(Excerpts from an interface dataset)
++++++

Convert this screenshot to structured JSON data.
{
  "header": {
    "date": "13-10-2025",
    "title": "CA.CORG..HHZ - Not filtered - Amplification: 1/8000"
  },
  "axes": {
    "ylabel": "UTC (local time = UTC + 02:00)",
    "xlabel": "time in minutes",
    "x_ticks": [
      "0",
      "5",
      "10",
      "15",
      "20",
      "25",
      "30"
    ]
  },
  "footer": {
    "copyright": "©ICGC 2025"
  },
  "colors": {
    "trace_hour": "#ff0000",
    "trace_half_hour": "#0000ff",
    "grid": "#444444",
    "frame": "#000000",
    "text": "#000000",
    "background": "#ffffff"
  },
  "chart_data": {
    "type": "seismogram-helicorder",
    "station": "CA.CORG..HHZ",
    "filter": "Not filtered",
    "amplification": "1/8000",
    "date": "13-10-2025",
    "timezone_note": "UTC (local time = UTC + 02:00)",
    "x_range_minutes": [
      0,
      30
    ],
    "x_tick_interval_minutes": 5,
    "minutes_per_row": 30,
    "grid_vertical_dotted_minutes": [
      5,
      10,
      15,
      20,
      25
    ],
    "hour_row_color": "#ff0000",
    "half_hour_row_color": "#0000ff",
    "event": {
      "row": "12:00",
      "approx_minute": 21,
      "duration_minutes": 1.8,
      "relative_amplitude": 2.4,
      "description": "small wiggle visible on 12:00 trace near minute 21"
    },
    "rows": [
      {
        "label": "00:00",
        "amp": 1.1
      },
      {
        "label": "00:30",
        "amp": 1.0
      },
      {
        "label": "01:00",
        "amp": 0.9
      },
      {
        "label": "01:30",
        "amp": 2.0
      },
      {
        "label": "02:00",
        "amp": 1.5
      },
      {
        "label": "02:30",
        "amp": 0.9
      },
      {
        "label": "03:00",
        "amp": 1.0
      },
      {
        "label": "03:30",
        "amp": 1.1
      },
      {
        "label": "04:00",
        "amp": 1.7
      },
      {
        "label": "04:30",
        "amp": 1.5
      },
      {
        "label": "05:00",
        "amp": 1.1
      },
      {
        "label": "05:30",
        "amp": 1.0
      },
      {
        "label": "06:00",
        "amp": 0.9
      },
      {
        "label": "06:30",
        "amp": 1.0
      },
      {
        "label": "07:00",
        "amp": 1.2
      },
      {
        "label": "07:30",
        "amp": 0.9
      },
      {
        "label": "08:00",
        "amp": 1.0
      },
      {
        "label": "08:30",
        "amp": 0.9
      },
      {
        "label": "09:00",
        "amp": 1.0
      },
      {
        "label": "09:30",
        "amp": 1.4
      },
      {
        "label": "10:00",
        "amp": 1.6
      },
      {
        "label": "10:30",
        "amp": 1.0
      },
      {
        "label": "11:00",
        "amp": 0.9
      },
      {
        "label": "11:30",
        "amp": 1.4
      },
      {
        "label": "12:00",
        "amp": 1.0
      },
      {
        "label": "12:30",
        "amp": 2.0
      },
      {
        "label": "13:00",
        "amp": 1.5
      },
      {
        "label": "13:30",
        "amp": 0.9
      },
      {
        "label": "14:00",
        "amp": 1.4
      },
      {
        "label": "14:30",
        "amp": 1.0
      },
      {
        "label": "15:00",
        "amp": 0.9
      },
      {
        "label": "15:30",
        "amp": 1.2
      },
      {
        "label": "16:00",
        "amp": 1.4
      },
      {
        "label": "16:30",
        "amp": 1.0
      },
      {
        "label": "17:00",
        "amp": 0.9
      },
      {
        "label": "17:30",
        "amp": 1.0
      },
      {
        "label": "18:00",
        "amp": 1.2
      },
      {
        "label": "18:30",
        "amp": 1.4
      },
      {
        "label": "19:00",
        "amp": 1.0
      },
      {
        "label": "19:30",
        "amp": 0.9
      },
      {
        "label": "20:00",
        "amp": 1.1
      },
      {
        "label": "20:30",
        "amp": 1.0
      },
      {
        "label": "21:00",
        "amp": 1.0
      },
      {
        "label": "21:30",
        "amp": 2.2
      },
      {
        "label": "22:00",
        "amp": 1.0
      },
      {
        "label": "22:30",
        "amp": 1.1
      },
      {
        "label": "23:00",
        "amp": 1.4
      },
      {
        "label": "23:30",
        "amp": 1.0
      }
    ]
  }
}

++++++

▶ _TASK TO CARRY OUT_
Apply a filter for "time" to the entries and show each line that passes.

▶ _SOLUTION FOR THIS PROBLEM_
    "ylabel": "UTC (local time = UTC + 02:00)",
    "xlabel": "time in minutes",
    "timezone_note": "UTC (local time = UTC + 02:00)",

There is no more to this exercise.